In a truly heart-stopping moment, the eight-year-old then dropped from his position. And within just a couple of seconds, it became clear that the bystanders’ hard work and quick thinking paid off, as the boy fell directly onto their improvised safety gear – likely much to the relief of all concerned.
So, how did the child react after his ordeal? Well, while talking to CBC, 12-year-old Ravensbergen revealed, “[The boy] was really stunned. He was just looking at his feet. And we were asking him whether he was okay, and other people were asking him that, too, [but] he didn’t answer.”
It wasn’t clear at that point, either, as to whether the eight-year-old had emerged completely unharmed. Following the daring rescue, then, he was transported to the nearby Lions Gate Hospital in North Vancouver to be looked over. This was done as a preventative measure, as initially the boy didn’t seem to have received any injuries as a result of the fall.
However, even after the child had been retrieved, one question remained: how had he come to be in such a dangerous position in the first place? Well, Cam Surine, who works for Vancouver-based organization Technical Safety BC, had an answer to that. He told Global News, “In this particular circumstance, it was a loading issue.”

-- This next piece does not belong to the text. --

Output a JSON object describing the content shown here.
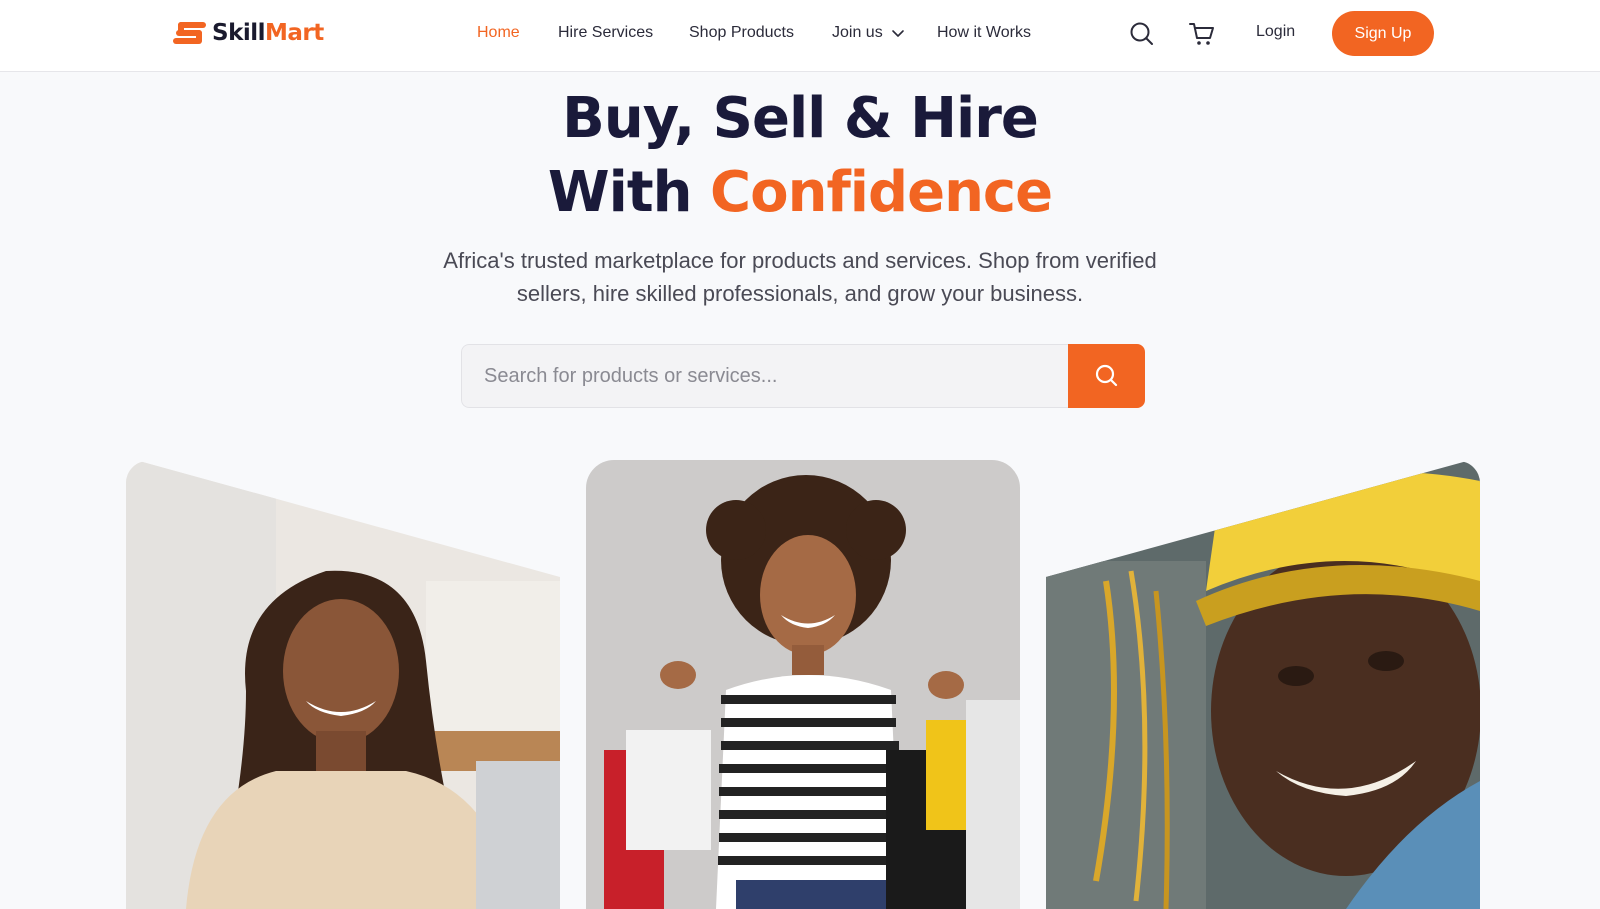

Surine also had some words of advice for anyone hoping to head to the slopes in the future. He added, “I encourage people, when they enter the loading area, to be aware of their surroundings. And if they feel like they need some special attention or help getting on the chair, they [should] notify the lift operator.”
Furthermore, following the similar incident at Sasquatch Mountain Resort, the attraction’s director of operations Randy Murphy spoke to Global News about the safety protocol used in these rare incidents. According to Murphy, employees at the resort have been fully brought up to speed on what to do in such an event, and they would either employ a net or a ladder in order to help anyone who is at risk of falling.
After the Grouse Mountain rescue, however, the spotlight was turned on the young men and their adult assistants who had saved the day. And the group of seven’s story not only went international, but it also earned them rewards into the bargain. Yes, “Grouse Hero” passes were bestowed free of charge upon the helpers, along with complimentary season tickets for the following year – all courtesy of the president of Grouse Mountain.
But can the team at the resort guarantee that such a terrifying incident won’t happen again? Well, Julia Grant, a spokesperson for Grouse Mountain, suggested that suitable measures would be put in place. In a statement to the media, Grant said, “Safety is our top priority, and we will be taking appropriate action based on the results of the investigation.” Here’s hoping, then, that the patrons of Grouse Mountain can continue to ski and snowboard freely – and without ever having to be responsible for saving someone’s life.